Community Contributor | Jul 3, 2018 | 0
The paradox of so much hunger side by side to so much opulence
Inequality and redistribution are not popular topics. In its basest form, redistribution hints at taking away from those that have and let those that do not have, enjoy a marginally better life. Sounds all too familiar, and for most westerners, too communist.
When Marx wrote his famous treatise dissecting the implications for capitalism of labour’s surplus value, the world was a different place. In 1867 capitalism had propelled Britain and the United States to the top ranks of the world economic order, colonialism was at its zenith, and the sun never set on the empire. One hundred and forty years later, economic reality has struck an over-extended world, countries are fighting for their economic survival, and millions of people around the globe are facing an uncertain future.
This used to be the preserve of Africa. Over the past fifty years, since the African liberation started around 1960, debt, poverty, hunger and conflict, together with an unprecedented population growth, were the trademarks of the so-called Dark Continent. Getting rid of the shackles of colonialism was a long and arduous process during which our greatest achievement was to emulate the masters – grab what you can, make sure your kin and other elite groups are well greased, forget the masses, and kill everyone that opposes your power base.
Redistribution was seen as a primitive expression of the newly liberated to make up for what they coveted but did not have, either the intellectual or institutional ability, at that time, to generate themselves. In short, redistribution was labelled as the quick fix. Rob those that have but do not distribute it to the poor, rather make sure its ends up in a Swiss bank account. Redistribution was a dirty word.
But that is no longer the case. Since 2008, I was at first confounded by the appearance of the concept “Redistribution” in many quasi-economic reports that focussed on social improvement. Then as it occurred with more regularity, I was forced to revisit my own preconceived ideas about redistribution. It seems that lately, redistribution is on the radar of many leading social as well as economic academics.
During the week I browsed through the UNDP’s Africa Human Development Report 2012. Although redistribution is not named directly, hunger does take up a considerable part of the content. “It is a harsh paradox that in a world of food surpluses, hunger and malnutrition remain pervasive on a continent with ample agricultural endowments,” the Director of UNDP’s Africa Bureau is quoted as saying. I could not agree more.
It is reports like these, by reputable institutions, that compel me to take note of the concept of redistribution again. And as the impact of the global financial malaise spreads across societies, many more people will start taking redistribution seriously. Inequality as it manifests itself in poverty and hunger, cannot be ignored. What is the purpose of running in the rat race, trying to ensure a future for the next generation, when such a large portion of humanity, is simply left behind.

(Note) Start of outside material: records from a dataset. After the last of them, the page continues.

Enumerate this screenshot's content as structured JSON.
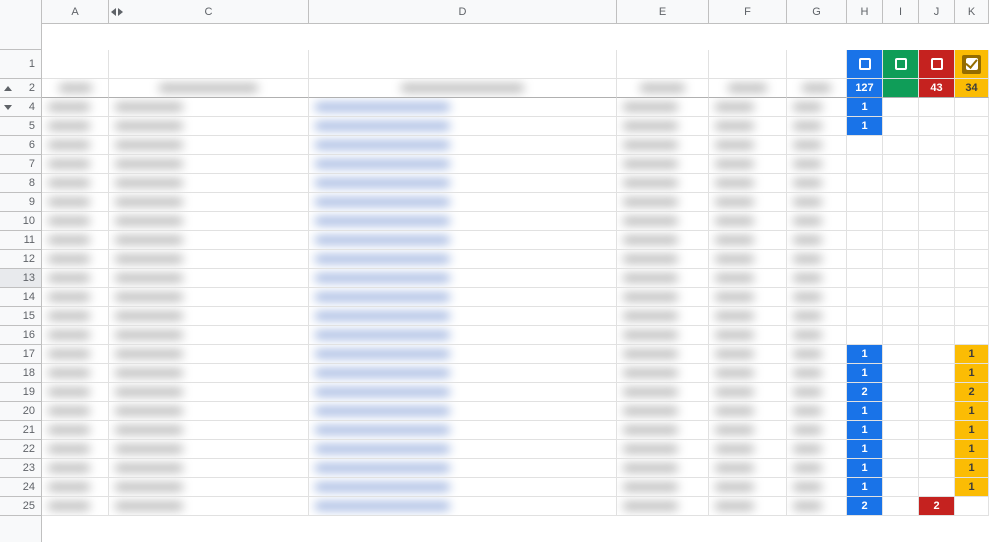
{
  "columns": [
    "A",
    "C",
    "D",
    "E",
    "F",
    "G",
    "H",
    "I",
    "J",
    "K"
  ],
  "row_labels": [
    "1",
    "2",
    "4",
    "5",
    "6",
    "7",
    "8",
    "9",
    "10",
    "11",
    "12",
    "13",
    "14",
    "15",
    "16",
    "17",
    "18",
    "19",
    "20",
    "21",
    "22",
    "23",
    "24",
    "25"
  ],
  "header_icons": {
    "H": "square",
    "I": "square",
    "J": "square",
    "K": "check"
  },
  "header_fills": {
    "H": "blue",
    "I": "green",
    "J": "red",
    "K": "yellow"
  },
  "totals": {
    "H": "127",
    "I": "",
    "J": "43",
    "K": "34"
  },
  "data": {
    "4": {
      "H": "1",
      "I": "",
      "J": "",
      "K": ""
    },
    "5": {
      "H": "1",
      "I": "",
      "J": "",
      "K": ""
    },
    "17": {
      "H": "1",
      "I": "",
      "J": "",
      "K": "1"
    },
    "18": {
      "H": "1",
      "I": "",
      "J": "",
      "K": "1"
    },
    "19": {
      "H": "2",
      "I": "",
      "J": "",
      "K": "2"
    },
    "20": {
      "H": "1",
      "I": "",
      "J": "",
      "K": "1"
    },
    "21": {
      "H": "1",
      "I": "",
      "J": "",
      "K": "1"
    },
    "22": {
      "H": "1",
      "I": "",
      "J": "",
      "K": "1"
    },
    "23": {
      "H": "1",
      "I": "",
      "J": "",
      "K": "1"
    },
    "24": {
      "H": "1",
      "I": "",
      "J": "",
      "K": "1"
    },
    "25": {
      "H": "2",
      "I": "",
      "J": "2",
      "K": ""
    }
  },
  "selected_row": "13"
}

Population pressure will not abate, it will only become more and more pronounced. With that, inequality will also not diminish until we get to that point where destitute societies simply revolt.

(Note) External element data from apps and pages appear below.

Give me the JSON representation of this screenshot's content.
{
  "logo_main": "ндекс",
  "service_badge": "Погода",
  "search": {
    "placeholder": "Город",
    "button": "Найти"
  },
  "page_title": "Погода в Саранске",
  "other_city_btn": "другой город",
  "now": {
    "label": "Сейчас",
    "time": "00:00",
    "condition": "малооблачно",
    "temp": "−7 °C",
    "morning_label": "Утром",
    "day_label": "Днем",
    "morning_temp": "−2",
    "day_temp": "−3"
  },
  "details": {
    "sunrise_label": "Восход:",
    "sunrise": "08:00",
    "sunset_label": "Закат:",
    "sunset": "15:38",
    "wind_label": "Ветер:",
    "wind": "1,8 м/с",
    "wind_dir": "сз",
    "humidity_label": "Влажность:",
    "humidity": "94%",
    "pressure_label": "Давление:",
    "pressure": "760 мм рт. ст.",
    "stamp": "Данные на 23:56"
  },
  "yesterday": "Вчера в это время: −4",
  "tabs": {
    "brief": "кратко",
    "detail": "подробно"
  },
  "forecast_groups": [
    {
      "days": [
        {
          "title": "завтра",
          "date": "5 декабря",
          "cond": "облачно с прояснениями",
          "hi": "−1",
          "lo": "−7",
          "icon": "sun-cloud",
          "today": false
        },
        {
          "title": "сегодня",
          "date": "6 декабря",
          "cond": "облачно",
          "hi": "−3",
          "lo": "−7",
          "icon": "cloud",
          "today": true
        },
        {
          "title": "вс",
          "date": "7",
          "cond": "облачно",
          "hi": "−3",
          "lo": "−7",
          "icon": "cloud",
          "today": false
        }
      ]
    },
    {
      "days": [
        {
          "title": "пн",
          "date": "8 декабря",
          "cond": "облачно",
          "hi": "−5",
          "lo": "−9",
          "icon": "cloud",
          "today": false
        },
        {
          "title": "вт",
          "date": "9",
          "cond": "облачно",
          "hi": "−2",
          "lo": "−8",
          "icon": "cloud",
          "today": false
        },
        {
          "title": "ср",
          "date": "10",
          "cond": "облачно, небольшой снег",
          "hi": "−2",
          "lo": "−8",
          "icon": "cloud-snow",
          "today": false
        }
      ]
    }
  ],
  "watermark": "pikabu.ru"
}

As a rational realist, I know we cannot eradicate poverty with one clever sweep. In fact, I am more than irritated by politicians who use this as an excuse to hide their own incompetence. But in a world where there is so much opulence, it would be irresponsible of me not to take redistribution serious. Not only as a matter of policy, but also as a discipline for serious intellectual investigation.
Am I preaching neo-communism in a camouflaged form? I certainly hope not. I am fundamentally opposed to communism as it does not make any logical sense to deprive ingenuity of its rewards. But it is just as logical a conclusion that if we do not re-introduce the notion of redistribution ourselves, the poor will do it for us. And that will not only happen in Africa, it is going to happen everywhere.
The complexities of the new world order that we are now entering, demand a paradigm shift away from the conventional, dare I say, “colonial” world view. Hunger and more specifically, a hunger child is an affront. From a humane perspective, complacency by those that are well-fed, is one of the greater dangers we face in the not too distant future. It is no use citing impressive per capita figures, when inequality is so pervasive and many children go to sleep on an empty stomach.